**Provided material:**
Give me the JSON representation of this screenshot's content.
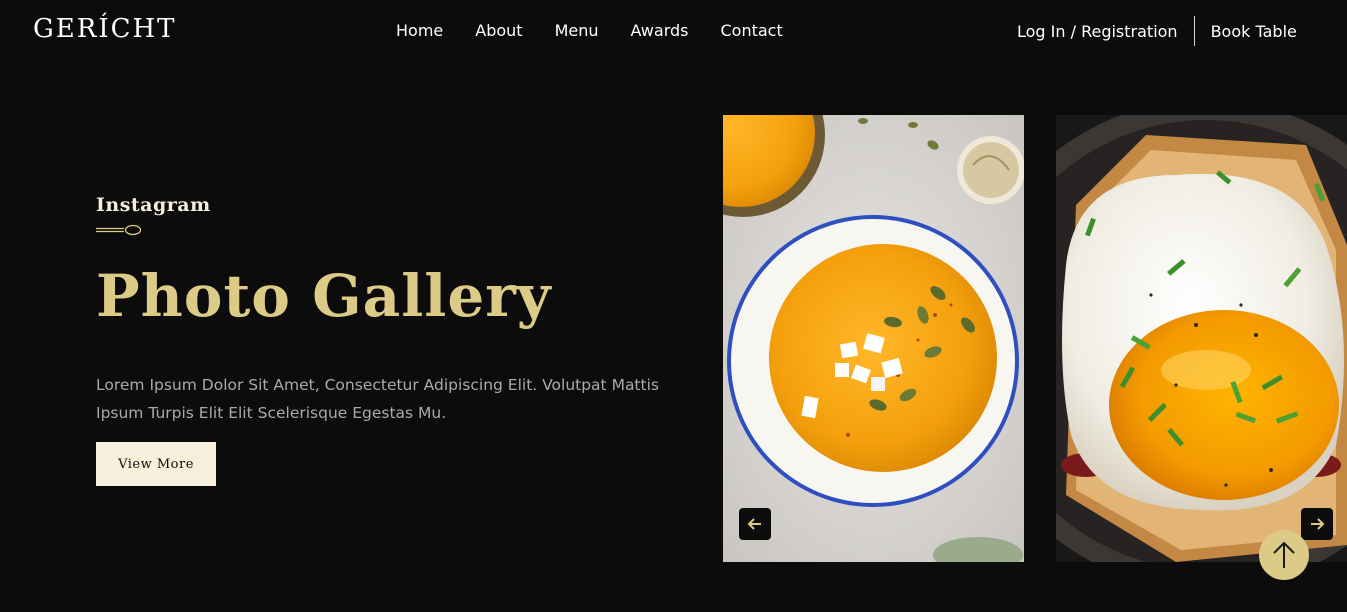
{
  "brand": {
    "logo": "GERÍCHT"
  },
  "nav": {
    "links": [
      "Home",
      "About",
      "Menu",
      "Awards",
      "Contact"
    ],
    "login": "Log In / Registration",
    "book": "Book Table"
  },
  "gallery": {
    "subtitle": "Instagram",
    "title": "Photo Gallery",
    "description": "Lorem Ipsum Dolor Sit Amet, Consectetur Adipiscing Elit. Volutpat Mattis Ipsum Turpis Elit Elit Scelerisque Egestas Mu.",
    "button": "View More",
    "images": [
      "pumpkin-soup-photo",
      "fried-egg-toast-photo"
    ]
  },
  "controls": {
    "prev_icon": "arrow-left-icon",
    "next_icon": "arrow-right-icon",
    "scroll_top_icon": "arrow-up-icon"
  },
  "colors": {
    "background": "#0c0c0c",
    "golden": "#dcca87",
    "crimson": "#f5efdb",
    "grey_text": "#aaaaaa"
  }
}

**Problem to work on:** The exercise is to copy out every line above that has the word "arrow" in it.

**Answer:**
    "prev_icon": "arrow-left-icon",
    "next_icon": "arrow-right-icon",
    "scroll_top_icon": "arrow-up-icon"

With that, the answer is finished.